For the estimation of crustal P wave speed and thickness, and particularly buoyancy, VDSS has several distinct advantages over other methods. First, VDSS returns a robust signal from the crust-mantle boundary even if the Moho is complicated or transitional in nature. Second, VDSS is not particularly susceptible to signal-generated noise such as scatterings from thick sediments or intracrustal discontinuities. Last and most important, as will be shown here, VDSS can be used to put tight constraints on crustal buoyancy in spite of an inherent trade-off between overall crustal thickness and P wave speed (Yu et al., 2016, JGR).
Original applications of VDSS rely on deep earthquakes as sources of illumination to circumvent strong, near-source scattering (e.g. depth phases) and are, therefore, limited by the uneven distribution of deep seismicity. To extend both the applicability and the quality of VDSS, we developed a method to effectively remove earthquake source signatures. It involves two steps. First, based on analyses of particle motion, we separate 'pseudo-P' and 'pseudo-S' wave trains from the vertical and the radial component of ground motion. The latter is then used as the appropriate reference time-series for the deconvolution of the vertical and the radial component of ground motion.
The method is verified from a series of synthetic tests, and is further validated using data recorded by the Hi-CLIMB array from both deep and shallow earthquakes. Since shallow earthquakes are much more abundant (and geographically distributed more widely) than deep seismicity, the approach presented here greatly extends the applicability of VDSS, including many geologically important regions where crustal isostasy and dynamic topography are yet to be constrained (Yu et al., 2013, GJI).
In the late 1960s, plate tectonics was introduced by geophysicists as an internally consistent theory of relative motions of vast rigid plates. While oceanic plates with narrow plate boundaries fit this model remarkably well, numerous examples reveal dispersive continental deformations over thousands of kilometers.
Various models have been proposed to describe intracontinental deformations. These models can generally be divided into two categories: (1) continuum models, and (2) microplate or block models. Continuum models assume that the continental lithosphere deforms as continuous ductile material. They aim to address the problems of both kinematic description of lithospheric deformation and its underlining geodynamic driving forces. Microplate or block models, however, only focus on the kinematic aspects of crustal deformation. They divide the brittle/elastic part of the crust into many blocks and study their relative movements. There is still no consensus on which approach is better.

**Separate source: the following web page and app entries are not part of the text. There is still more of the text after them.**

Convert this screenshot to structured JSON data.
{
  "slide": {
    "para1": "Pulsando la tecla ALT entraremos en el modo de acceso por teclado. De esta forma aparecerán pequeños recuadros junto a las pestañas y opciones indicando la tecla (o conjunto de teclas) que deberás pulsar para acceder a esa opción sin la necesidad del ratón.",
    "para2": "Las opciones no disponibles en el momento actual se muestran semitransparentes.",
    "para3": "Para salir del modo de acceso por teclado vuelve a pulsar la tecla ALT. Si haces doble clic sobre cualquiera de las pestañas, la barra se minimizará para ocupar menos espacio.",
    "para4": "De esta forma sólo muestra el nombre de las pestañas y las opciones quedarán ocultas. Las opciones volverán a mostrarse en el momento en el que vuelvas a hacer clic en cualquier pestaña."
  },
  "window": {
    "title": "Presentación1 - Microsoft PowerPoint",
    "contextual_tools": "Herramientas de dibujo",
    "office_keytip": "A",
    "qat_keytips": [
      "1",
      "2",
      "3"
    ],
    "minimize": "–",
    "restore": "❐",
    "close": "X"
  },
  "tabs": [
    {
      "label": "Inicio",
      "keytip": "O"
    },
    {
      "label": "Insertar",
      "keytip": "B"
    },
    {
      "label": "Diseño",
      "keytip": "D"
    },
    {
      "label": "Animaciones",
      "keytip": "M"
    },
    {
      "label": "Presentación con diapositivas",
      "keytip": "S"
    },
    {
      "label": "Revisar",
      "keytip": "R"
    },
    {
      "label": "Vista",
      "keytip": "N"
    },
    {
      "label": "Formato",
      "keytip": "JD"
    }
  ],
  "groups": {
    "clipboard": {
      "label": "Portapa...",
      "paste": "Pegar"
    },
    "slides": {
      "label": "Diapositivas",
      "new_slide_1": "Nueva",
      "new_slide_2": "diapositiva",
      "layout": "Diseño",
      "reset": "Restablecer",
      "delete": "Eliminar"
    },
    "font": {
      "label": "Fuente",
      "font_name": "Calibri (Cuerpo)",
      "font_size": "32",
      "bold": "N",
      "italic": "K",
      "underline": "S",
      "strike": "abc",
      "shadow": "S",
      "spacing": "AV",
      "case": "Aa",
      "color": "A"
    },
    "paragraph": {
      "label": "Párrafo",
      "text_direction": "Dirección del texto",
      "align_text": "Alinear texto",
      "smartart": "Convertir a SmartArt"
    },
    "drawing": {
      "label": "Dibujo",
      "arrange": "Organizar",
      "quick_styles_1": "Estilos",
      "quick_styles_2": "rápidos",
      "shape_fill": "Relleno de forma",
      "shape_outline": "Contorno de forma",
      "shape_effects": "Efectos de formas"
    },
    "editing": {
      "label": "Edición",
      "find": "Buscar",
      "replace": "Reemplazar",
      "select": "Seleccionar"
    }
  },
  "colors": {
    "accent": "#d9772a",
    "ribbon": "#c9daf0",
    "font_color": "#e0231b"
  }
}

The Tien shan is the most prominent orogenic belt in Central Asia. Widely spread thrust faulting and significant N-S shortening suggest that active intraplate deformation is still going on. In the last few decades, geodetic, geological, and geophysical surveys have accumulated abundant field dataset. Thus it is an ideal place to study the kinematic and dynamic processes of intracontinental deformation.
GPS Measurements, Data fitting, and Shortening rates
We relocate earthquakes using double-difference method. Focal mechanisms are determined using P-wave polarities.
We relocated 1376 earthquakes with Ms>3.5 and obtained 83 well-determined earthquake focal mechanisms with Ms>4.0 in the Wenchuan earthquake sequence. The results show some distinct features.
i) The compressional axis (P-axis) is subhorizontal for almost all large-magnitude earthquakes.
ii) The major fault is dominated by thrust events but there are two exceptions. Around Xiaoyudong in the southern portion and Qingchuan in the northern portion, focal mechanisms are dominated by strike-slip type. Combined with their spatial distribution, we suggest that the Xiaoyudong cluster is located on a left-lateral NW-SE trending fault, and the Qingchuan cluster is located on a right-lateral NW-SW trending fault.
iii) There are two groups of thrust-type focal mechanisms. The first group, including to the main shock, has a P-axis perpendicular to the strike of the main fault. The second group, on the other hand, has a P-axis parallel to the strike of the main fault